=== Data for review ===

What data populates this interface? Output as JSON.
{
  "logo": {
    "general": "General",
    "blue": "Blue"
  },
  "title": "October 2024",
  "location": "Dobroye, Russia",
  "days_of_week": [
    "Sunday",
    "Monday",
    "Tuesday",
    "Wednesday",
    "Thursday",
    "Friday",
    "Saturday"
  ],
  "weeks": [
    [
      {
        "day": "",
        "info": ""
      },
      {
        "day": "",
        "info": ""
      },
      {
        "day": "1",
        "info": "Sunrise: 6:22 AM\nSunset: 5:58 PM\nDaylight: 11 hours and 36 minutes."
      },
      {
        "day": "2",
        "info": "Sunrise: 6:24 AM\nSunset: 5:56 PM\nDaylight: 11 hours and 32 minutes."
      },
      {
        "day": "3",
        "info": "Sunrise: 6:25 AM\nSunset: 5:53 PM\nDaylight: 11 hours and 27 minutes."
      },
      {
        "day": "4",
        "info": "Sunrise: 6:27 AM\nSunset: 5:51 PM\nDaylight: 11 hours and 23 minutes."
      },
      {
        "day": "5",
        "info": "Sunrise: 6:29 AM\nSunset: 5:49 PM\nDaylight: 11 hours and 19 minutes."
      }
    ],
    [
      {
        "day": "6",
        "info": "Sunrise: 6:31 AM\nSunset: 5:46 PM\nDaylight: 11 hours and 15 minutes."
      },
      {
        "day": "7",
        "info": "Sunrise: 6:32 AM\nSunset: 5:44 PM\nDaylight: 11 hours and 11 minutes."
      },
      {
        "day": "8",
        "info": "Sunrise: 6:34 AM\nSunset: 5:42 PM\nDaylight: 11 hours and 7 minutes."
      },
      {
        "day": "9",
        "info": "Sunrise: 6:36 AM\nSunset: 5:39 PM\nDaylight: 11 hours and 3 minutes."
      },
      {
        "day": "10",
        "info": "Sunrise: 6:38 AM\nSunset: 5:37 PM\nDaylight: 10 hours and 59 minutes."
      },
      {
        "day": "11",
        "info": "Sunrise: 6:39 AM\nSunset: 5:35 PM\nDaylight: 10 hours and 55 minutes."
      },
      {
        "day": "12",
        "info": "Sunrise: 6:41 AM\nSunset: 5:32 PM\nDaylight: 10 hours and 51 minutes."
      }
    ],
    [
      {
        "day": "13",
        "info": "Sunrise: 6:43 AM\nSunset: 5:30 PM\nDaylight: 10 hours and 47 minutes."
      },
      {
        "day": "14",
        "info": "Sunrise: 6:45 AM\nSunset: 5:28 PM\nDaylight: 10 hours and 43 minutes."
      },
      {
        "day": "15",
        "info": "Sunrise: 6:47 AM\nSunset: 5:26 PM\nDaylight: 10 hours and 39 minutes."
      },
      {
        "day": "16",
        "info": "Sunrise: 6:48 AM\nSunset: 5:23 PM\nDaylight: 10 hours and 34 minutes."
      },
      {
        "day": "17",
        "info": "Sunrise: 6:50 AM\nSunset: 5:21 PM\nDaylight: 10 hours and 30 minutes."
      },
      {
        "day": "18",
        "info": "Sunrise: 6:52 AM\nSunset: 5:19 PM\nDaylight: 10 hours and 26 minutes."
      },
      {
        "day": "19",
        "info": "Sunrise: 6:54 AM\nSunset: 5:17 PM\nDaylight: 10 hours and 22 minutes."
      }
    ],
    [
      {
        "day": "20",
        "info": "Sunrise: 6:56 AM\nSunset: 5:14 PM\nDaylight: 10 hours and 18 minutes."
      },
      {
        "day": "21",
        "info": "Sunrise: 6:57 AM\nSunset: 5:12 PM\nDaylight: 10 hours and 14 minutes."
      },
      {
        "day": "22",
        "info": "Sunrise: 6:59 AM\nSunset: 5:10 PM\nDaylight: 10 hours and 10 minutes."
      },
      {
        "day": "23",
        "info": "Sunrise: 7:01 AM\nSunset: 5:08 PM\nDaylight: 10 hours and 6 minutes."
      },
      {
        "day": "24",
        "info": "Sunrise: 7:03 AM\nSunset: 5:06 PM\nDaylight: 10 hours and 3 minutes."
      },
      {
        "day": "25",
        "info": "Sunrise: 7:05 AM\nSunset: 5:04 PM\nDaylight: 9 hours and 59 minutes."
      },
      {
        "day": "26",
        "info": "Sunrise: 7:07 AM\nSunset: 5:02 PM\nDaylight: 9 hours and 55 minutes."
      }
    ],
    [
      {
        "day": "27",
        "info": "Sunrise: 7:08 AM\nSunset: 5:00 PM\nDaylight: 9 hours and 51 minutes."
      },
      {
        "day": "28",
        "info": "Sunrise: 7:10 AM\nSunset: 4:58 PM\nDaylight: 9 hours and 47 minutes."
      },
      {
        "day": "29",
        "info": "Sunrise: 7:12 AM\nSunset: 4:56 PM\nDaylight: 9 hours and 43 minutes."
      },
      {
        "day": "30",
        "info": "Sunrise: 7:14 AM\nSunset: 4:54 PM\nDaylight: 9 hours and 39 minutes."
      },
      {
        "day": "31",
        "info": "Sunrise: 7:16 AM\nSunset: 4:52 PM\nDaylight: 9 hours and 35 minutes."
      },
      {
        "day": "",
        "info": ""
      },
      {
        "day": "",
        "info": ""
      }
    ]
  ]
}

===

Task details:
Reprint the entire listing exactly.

Exercise solution:
What data populates this interface? Output as JSON.
{
  "logo": {
    "general": "General",
    "blue": "Blue"
  },
  "title": "October 2024",
  "location": "Dobroye, Russia",
  "days_of_week": [
    "Sunday",
    "Monday",
    "Tuesday",
    "Wednesday",
    "Thursday",
    "Friday",
    "Saturday"
  ],
  "weeks": [
    [
      {
        "day": "",
        "info": ""
      },
      {
        "day": "",
        "info": ""
      },
      {
        "day": "1",
        "info": "Sunrise: 6:22 AM\nSunset: 5:58 PM\nDaylight: 11 hours and 36 minutes."
      },
      {
        "day": "2",
        "info": "Sunrise: 6:24 AM\nSunset: 5:56 PM\nDaylight: 11 hours and 32 minutes."
      },
      {
        "day": "3",
        "info": "Sunrise: 6:25 AM\nSunset: 5:53 PM\nDaylight: 11 hours and 27 minutes."
      },
      {
        "day": "4",
        "info": "Sunrise: 6:27 AM\nSunset: 5:51 PM\nDaylight: 11 hours and 23 minutes."
      },
      {
        "day": "5",
        "info": "Sunrise: 6:29 AM\nSunset: 5:49 PM\nDaylight: 11 hours and 19 minutes."
      }
    ],
    [
      {
        "day": "6",
        "info": "Sunrise: 6:31 AM\nSunset: 5:46 PM\nDaylight: 11 hours and 15 minutes."
      },
      {
        "day": "7",
        "info": "Sunrise: 6:32 AM\nSunset: 5:44 PM\nDaylight: 11 hours and 11 minutes."
      },
      {
        "day": "8",
        "info": "Sunrise: 6:34 AM\nSunset: 5:42 PM\nDaylight: 11 hours and 7 minutes."
      },
      {
        "day": "9",
        "info": "Sunrise: 6:36 AM\nSunset: 5:39 PM\nDaylight: 11 hours and 3 minutes."
      },
      {
        "day": "10",
        "info": "Sunrise: 6:38 AM\nSunset: 5:37 PM\nDaylight: 10 hours and 59 minutes."
      },
      {
        "day": "11",
        "info": "Sunrise: 6:39 AM\nSunset: 5:35 PM\nDaylight: 10 hours and 55 minutes."
      },
      {
        "day": "12",
        "info": "Sunrise: 6:41 AM\nSunset: 5:32 PM\nDaylight: 10 hours and 51 minutes."
      }
    ],
    [
      {
        "day": "13",
        "info": "Sunrise: 6:43 AM\nSunset: 5:30 PM\nDaylight: 10 hours and 47 minutes."
      },
      {
        "day": "14",
        "info": "Sunrise: 6:45 AM\nSunset: 5:28 PM\nDaylight: 10 hours and 43 minutes."
      },
      {
        "day": "15",
        "info": "Sunrise: 6:47 AM\nSunset: 5:26 PM\nDaylight: 10 hours and 39 minutes."
      },
      {
        "day": "16",
        "info": "Sunrise: 6:48 AM\nSunset: 5:23 PM\nDaylight: 10 hours and 34 minutes."
      },
      {
        "day": "17",
        "info": "Sunrise: 6:50 AM\nSunset: 5:21 PM\nDaylight: 10 hours and 30 minutes."
      },
      {
        "day": "18",
        "info": "Sunrise: 6:52 AM\nSunset: 5:19 PM\nDaylight: 10 hours and 26 minutes."
      },
      {
        "day": "19",
        "info": "Sunrise: 6:54 AM\nSunset: 5:17 PM\nDaylight: 10 hours and 22 minutes."
      }
    ],
    [
      {
        "day": "20",
        "info": "Sunrise: 6:56 AM\nSunset: 5:14 PM\nDaylight: 10 hours and 18 minutes."
      },
      {
        "day": "21",
        "info": "Sunrise: 6:57 AM\nSunset: 5:12 PM\nDaylight: 10 hours and 14 minutes."
      },
      {
        "day": "22",
        "info": "Sunrise: 6:59 AM\nSunset: 5:10 PM\nDaylight: 10 hours and 10 minutes."
      },
      {
        "day": "23",
        "info": "Sunrise: 7:01 AM\nSunset: 5:08 PM\nDaylight: 10 hours and 6 minutes."
      },
      {
        "day": "24",
        "info": "Sunrise: 7:03 AM\nSunset: 5:06 PM\nDaylight: 10 hours and 3 minutes."
      },
      {
        "day": "25",
        "info": "Sunrise: 7:05 AM\nSunset: 5:04 PM\nDaylight: 9 hours and 59 minutes."
      },
      {
        "day": "26",
        "info": "Sunrise: 7:07 AM\nSunset: 5:02 PM\nDaylight: 9 hours and 55 minutes."
      }
    ],
    [
      {
        "day": "27",
        "info": "Sunrise: 7:08 AM\nSunset: 5:00 PM\nDaylight: 9 hours and 51 minutes."
      },
      {
        "day": "28",
        "info": "Sunrise: 7:10 AM\nSunset: 4:58 PM\nDaylight: 9 hours and 47 minutes."
      },
      {
        "day": "29",
        "info": "Sunrise: 7:12 AM\nSunset: 4:56 PM\nDaylight: 9 hours and 43 minutes."
      },
      {
        "day": "30",
        "info": "Sunrise: 7:14 AM\nSunset: 4:54 PM\nDaylight: 9 hours and 39 minutes."
      },
      {
        "day": "31",
        "info": "Sunrise: 7:16 AM\nSunset: 4:52 PM\nDaylight: 9 hours and 35 minutes."
      },
      {
        "day": "",
        "info": ""
      },
      {
        "day": "",
        "info": ""
      }
    ]
  ]
}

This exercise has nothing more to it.